An exact copy of the entries, with every picture omitted, is what is needed here.

(Dataset rows describing interfaces)
──────

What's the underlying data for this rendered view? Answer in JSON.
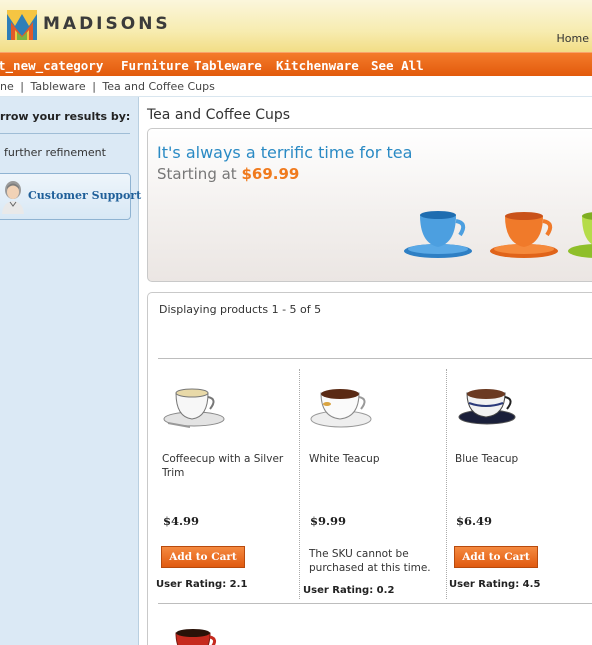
{
  "header": {
    "brand": "MADISONS",
    "home_link": "Home"
  },
  "nav": {
    "items": [
      "t_new_category",
      "Furniture",
      "Tableware",
      "Kitchenware",
      "See All"
    ]
  },
  "breadcrumb": {
    "items": [
      "ne",
      "Tableware",
      "Tea and Coffee Cups"
    ],
    "separator": "|"
  },
  "sidebar": {
    "title": "rrow your results by:",
    "refine_text": "further refinement",
    "support_label": "Customer Support"
  },
  "main": {
    "page_title": "Tea and Coffee Cups",
    "banner": {
      "headline": "It's always a terrific time for tea",
      "sub_prefix": "Starting at ",
      "price": "$69.99"
    },
    "display_count": "Displaying products 1 - 5 of 5",
    "products": [
      {
        "name": "Coffeecup with a Silver Trim",
        "price": "$4.99",
        "action": "Add to Cart",
        "rating": "User Rating: 2.1"
      },
      {
        "name": "White Teacup",
        "price": "$9.99",
        "note": "The SKU cannot be purchased at this time.",
        "rating": "User Rating: 0.2"
      },
      {
        "name": "Blue Teacup",
        "price": "$6.49",
        "action": "Add to Cart",
        "rating": "User Rating: 4.5"
      }
    ]
  },
  "colors": {
    "nav_orange": "#e25a0c",
    "accent_blue": "#2a8ac4",
    "price_orange": "#f07a1d",
    "sidebar_bg": "#dbe9f5"
  }
}
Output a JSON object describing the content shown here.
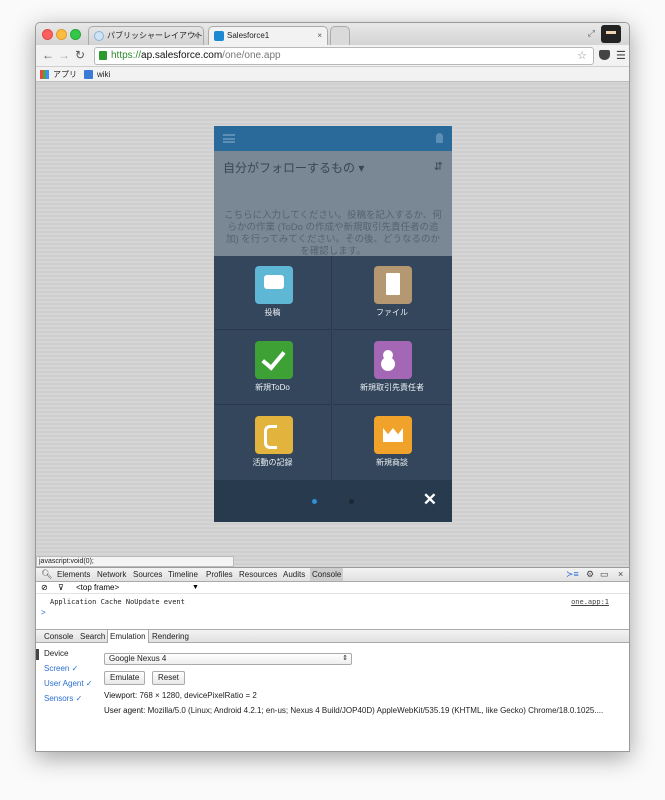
{
  "browser": {
    "tabs": [
      {
        "label": "パブリッシャーレイアウト",
        "close": "×"
      },
      {
        "label": "Salesforce1",
        "close": "×"
      }
    ],
    "url": {
      "scheme": "https://",
      "host": "ap.salesforce.com",
      "path": "/one/one.app"
    },
    "bookmarks": [
      {
        "label": "アプリ",
        "icon": "apps-grid-icon"
      },
      {
        "label": "wiki",
        "icon": "wiki-icon"
      }
    ]
  },
  "status_link": "javascript:void(0);",
  "sf": {
    "feed_title": "自分がフォローするもの ▾",
    "empty_text": "こちらに入力してください。投稿を記入するか、何らかの作業 (ToDo の作成や新規取引先責任者の追加) を行ってみてください。その後、どうなるのかを確認します。",
    "actions": [
      {
        "label": "投稿",
        "icon": "post-chat-icon",
        "color": "#5fb7d6"
      },
      {
        "label": "ファイル",
        "icon": "file-icon",
        "color": "#b59872"
      },
      {
        "label": "新規ToDo",
        "icon": "checkmark-icon",
        "color": "#3ea135"
      },
      {
        "label": "新規取引先責任者",
        "icon": "contact-card-icon",
        "color": "#a467b6"
      },
      {
        "label": "活動の記録",
        "icon": "phone-log-icon",
        "color": "#e3b43d"
      },
      {
        "label": "新規商談",
        "icon": "crown-icon",
        "color": "#f0a22b"
      }
    ],
    "close_label": "✕"
  },
  "devtools": {
    "tabs": [
      "Elements",
      "Network",
      "Sources",
      "Timeline",
      "Profiles",
      "Resources",
      "Audits",
      "Console"
    ],
    "frame": "<top frame>",
    "console_message": "Application Cache NoUpdate event",
    "console_source": "one.app:1",
    "prompt": ">",
    "drawer_tabs": [
      "Console",
      "Search",
      "Emulation",
      "Rendering"
    ],
    "emulation": {
      "side": [
        "Device",
        "Screen ✓",
        "User Agent ✓",
        "Sensors ✓"
      ],
      "device": "Google Nexus 4",
      "emulate_label": "Emulate",
      "reset_label": "Reset",
      "viewport_label": "Viewport:",
      "viewport_value": "768 × 1280, devicePixelRatio = 2",
      "ua_label": "User agent:",
      "ua_value": "Mozilla/5.0 (Linux; Android 4.2.1; en-us; Nexus 4 Build/JOP40D) AppleWebKit/535.19 (KHTML, like Gecko) Chrome/18.0.1025...."
    }
  }
}
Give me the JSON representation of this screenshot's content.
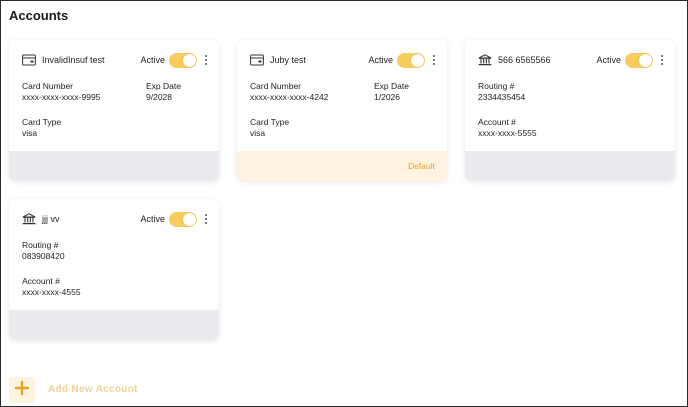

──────

EXERCISE ANSWER
What's the underlying data for this rendered view? Answer in JSON.
{
  "header": {
    "brand": "MADISONS",
    "home_link": "Home"
  },
  "nav": {
    "items": [
      "t_new_category",
      "Furniture",
      "Tableware",
      "Kitchenware",
      "See All"
    ]
  },
  "breadcrumb": {
    "items": [
      "ne",
      "Tableware",
      "Tea and Coffee Cups"
    ],
    "separator": "|"
  },
  "sidebar": {
    "title": "rrow your results by:",
    "refine_text": "further refinement",
    "support_label": "Customer Support"
  },
  "main": {
    "page_title": "Tea and Coffee Cups",
    "banner": {
      "headline": "It's always a terrific time for tea",
      "sub_prefix": "Starting at ",
      "price": "$69.99"
    },
    "display_count": "Displaying products 1 - 5 of 5",
    "products": [
      {
        "name": "Coffeecup with a Silver Trim",
        "price": "$4.99",
        "action": "Add to Cart",
        "rating": "User Rating: 2.1"
      },
      {
        "name": "White Teacup",
        "price": "$9.99",
        "note": "The SKU cannot be purchased at this time.",
        "rating": "User Rating: 0.2"
      },
      {
        "name": "Blue Teacup",
        "price": "$6.49",
        "action": "Add to Cart",
        "rating": "User Rating: 4.5"
      }
    ]
  },
  "colors": {
    "nav_orange": "#e25a0c",
    "accent_blue": "#2a8ac4",
    "price_orange": "#f07a1d",
    "sidebar_bg": "#dbe9f5"
  }
}
Output a JSON object describing the content shown here.
{
  "browser": {
    "tabs": [
      {
        "label": "パブリッシャーレイアウト",
        "close": "×"
      },
      {
        "label": "Salesforce1",
        "close": "×"
      }
    ],
    "url": {
      "scheme": "https://",
      "host": "ap.salesforce.com",
      "path": "/one/one.app"
    },
    "bookmarks": [
      {
        "label": "アプリ",
        "icon": "apps-grid-icon"
      },
      {
        "label": "wiki",
        "icon": "wiki-icon"
      }
    ]
  },
  "status_link": "javascript:void(0);",
  "sf": {
    "feed_title": "自分がフォローするもの ▾",
    "empty_text": "こちらに入力してください。投稿を記入するか、何らかの作業 (ToDo の作成や新規取引先責任者の追加) を行ってみてください。その後、どうなるのかを確認します。",
    "actions": [
      {
        "label": "投稿",
        "icon": "post-chat-icon",
        "color": "#5fb7d6"
      },
      {
        "label": "ファイル",
        "icon": "file-icon",
        "color": "#b59872"
      },
      {
        "label": "新規ToDo",
        "icon": "checkmark-icon",
        "color": "#3ea135"
      },
      {
        "label": "新規取引先責任者",
        "icon": "contact-card-icon",
        "color": "#a467b6"
      },
      {
        "label": "活動の記録",
        "icon": "phone-log-icon",
        "color": "#e3b43d"
      },
      {
        "label": "新規商談",
        "icon": "crown-icon",
        "color": "#f0a22b"
      }
    ],
    "close_label": "✕"
  },
  "devtools": {
    "tabs": [
      "Elements",
      "Network",
      "Sources",
      "Timeline",
      "Profiles",
      "Resources",
      "Audits",
      "Console"
    ],
    "frame": "<top frame>",
    "console_message": "Application Cache NoUpdate event",
    "console_source": "one.app:1",
    "prompt": ">",
    "drawer_tabs": [
      "Console",
      "Search",
      "Emulation",
      "Rendering"
    ],
    "emulation": {
      "side": [
        "Device",
        "Screen ✓",
        "User Agent ✓",
        "Sensors ✓"
      ],
      "device": "Google Nexus 4",
      "emulate_label": "Emulate",
      "reset_label": "Reset",
      "viewport_label": "Viewport:",
      "viewport_value": "768 × 1280, devicePixelRatio = 2",
      "ua_label": "User agent:",
      "ua_value": "Mozilla/5.0 (Linux; Android 4.2.1; en-us; Nexus 4 Build/JOP40D) AppleWebKit/535.19 (KHTML, like Gecko) Chrome/18.0.1025...."
    }
  }
}
Give me the JSON representation of this screenshot's content.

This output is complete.